*** Opening Exercise data ***
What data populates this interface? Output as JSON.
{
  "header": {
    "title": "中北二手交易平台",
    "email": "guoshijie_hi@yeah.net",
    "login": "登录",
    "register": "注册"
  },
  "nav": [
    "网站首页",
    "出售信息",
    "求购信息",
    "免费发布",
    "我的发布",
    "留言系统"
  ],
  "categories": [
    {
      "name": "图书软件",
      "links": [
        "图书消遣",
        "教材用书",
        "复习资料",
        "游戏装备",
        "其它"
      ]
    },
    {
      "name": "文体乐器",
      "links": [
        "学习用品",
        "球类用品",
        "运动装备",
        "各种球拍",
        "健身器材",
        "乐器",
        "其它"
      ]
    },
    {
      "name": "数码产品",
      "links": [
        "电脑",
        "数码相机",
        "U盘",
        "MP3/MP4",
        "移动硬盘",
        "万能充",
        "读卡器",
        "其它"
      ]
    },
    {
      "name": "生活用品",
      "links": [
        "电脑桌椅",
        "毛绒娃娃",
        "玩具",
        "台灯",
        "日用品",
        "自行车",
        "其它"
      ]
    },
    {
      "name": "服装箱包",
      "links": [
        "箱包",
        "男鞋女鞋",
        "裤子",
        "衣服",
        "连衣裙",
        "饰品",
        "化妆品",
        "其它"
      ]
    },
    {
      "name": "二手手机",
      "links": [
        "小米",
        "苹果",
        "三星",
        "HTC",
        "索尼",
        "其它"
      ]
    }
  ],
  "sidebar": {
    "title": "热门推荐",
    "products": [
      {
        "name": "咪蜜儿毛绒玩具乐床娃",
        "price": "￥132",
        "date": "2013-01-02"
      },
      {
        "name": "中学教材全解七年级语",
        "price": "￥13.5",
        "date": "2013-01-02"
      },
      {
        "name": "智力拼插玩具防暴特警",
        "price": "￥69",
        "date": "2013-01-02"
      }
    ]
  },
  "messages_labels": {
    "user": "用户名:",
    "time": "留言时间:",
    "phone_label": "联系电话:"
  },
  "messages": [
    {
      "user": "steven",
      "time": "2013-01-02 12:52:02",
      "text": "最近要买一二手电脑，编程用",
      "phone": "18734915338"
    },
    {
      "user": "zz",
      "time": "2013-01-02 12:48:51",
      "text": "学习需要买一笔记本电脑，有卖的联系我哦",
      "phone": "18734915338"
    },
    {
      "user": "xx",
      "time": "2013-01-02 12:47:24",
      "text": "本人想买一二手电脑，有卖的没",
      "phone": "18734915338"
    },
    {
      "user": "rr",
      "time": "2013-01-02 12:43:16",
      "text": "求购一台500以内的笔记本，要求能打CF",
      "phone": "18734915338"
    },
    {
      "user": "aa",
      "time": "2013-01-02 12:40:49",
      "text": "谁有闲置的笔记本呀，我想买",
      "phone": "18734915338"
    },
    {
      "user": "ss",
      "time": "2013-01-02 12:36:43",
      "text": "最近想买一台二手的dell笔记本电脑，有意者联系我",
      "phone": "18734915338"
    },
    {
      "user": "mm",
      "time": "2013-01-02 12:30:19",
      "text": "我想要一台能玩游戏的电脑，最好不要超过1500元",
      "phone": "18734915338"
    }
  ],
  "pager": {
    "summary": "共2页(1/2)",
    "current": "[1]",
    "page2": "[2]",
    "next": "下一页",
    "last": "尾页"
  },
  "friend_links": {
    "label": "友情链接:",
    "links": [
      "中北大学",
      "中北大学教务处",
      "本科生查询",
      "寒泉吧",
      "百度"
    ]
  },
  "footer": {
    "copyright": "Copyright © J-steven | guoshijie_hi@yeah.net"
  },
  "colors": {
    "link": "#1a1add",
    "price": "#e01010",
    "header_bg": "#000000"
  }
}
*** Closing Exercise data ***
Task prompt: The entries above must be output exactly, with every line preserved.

Response to the exercise:
What data populates this interface? Output as JSON.
{
  "header": {
    "title": "中北二手交易平台",
    "email": "guoshijie_hi@yeah.net",
    "login": "登录",
    "register": "注册"
  },
  "nav": [
    "网站首页",
    "出售信息",
    "求购信息",
    "免费发布",
    "我的发布",
    "留言系统"
  ],
  "categories": [
    {
      "name": "图书软件",
      "links": [
        "图书消遣",
        "教材用书",
        "复习资料",
        "游戏装备",
        "其它"
      ]
    },
    {
      "name": "文体乐器",
      "links": [
        "学习用品",
        "球类用品",
        "运动装备",
        "各种球拍",
        "健身器材",
        "乐器",
        "其它"
      ]
    },
    {
      "name": "数码产品",
      "links": [
        "电脑",
        "数码相机",
        "U盘",
        "MP3/MP4",
        "移动硬盘",
        "万能充",
        "读卡器",
        "其它"
      ]
    },
    {
      "name": "生活用品",
      "links": [
        "电脑桌椅",
        "毛绒娃娃",
        "玩具",
        "台灯",
        "日用品",
        "自行车",
        "其它"
      ]
    },
    {
      "name": "服装箱包",
      "links": [
        "箱包",
        "男鞋女鞋",
        "裤子",
        "衣服",
        "连衣裙",
        "饰品",
        "化妆品",
        "其它"
      ]
    },
    {
      "name": "二手手机",
      "links": [
        "小米",
        "苹果",
        "三星",
        "HTC",
        "索尼",
        "其它"
      ]
    }
  ],
  "sidebar": {
    "title": "热门推荐",
    "products": [
      {
        "name": "咪蜜儿毛绒玩具乐床娃",
        "price": "￥132",
        "date": "2013-01-02"
      },
      {
        "name": "中学教材全解七年级语",
        "price": "￥13.5",
        "date": "2013-01-02"
      },
      {
        "name": "智力拼插玩具防暴特警",
        "price": "￥69",
        "date": "2013-01-02"
      }
    ]
  },
  "messages_labels": {
    "user": "用户名:",
    "time": "留言时间:",
    "phone_label": "联系电话:"
  },
  "messages": [
    {
      "user": "steven",
      "time": "2013-01-02 12:52:02",
      "text": "最近要买一二手电脑，编程用",
      "phone": "18734915338"
    },
    {
      "user": "zz",
      "time": "2013-01-02 12:48:51",
      "text": "学习需要买一笔记本电脑，有卖的联系我哦",
      "phone": "18734915338"
    },
    {
      "user": "xx",
      "time": "2013-01-02 12:47:24",
      "text": "本人想买一二手电脑，有卖的没",
      "phone": "18734915338"
    },
    {
      "user": "rr",
      "time": "2013-01-02 12:43:16",
      "text": "求购一台500以内的笔记本，要求能打CF",
      "phone": "18734915338"
    },
    {
      "user": "aa",
      "time": "2013-01-02 12:40:49",
      "text": "谁有闲置的笔记本呀，我想买",
      "phone": "18734915338"
    },
    {
      "user": "ss",
      "time": "2013-01-02 12:36:43",
      "text": "最近想买一台二手的dell笔记本电脑，有意者联系我",
      "phone": "18734915338"
    },
    {
      "user": "mm",
      "time": "2013-01-02 12:30:19",
      "text": "我想要一台能玩游戏的电脑，最好不要超过1500元",
      "phone": "18734915338"
    }
  ],
  "pager": {
    "summary": "共2页(1/2)",
    "current": "[1]",
    "page2": "[2]",
    "next": "下一页",
    "last": "尾页"
  },
  "friend_links": {
    "label": "友情链接:",
    "links": [
      "中北大学",
      "中北大学教务处",
      "本科生查询",
      "寒泉吧",
      "百度"
    ]
  },
  "footer": {
    "copyright": "Copyright © J-steven | guoshijie_hi@yeah.net"
  },
  "colors": {
    "link": "#1a1add",
    "price": "#e01010",
    "header_bg": "#000000"
  }
}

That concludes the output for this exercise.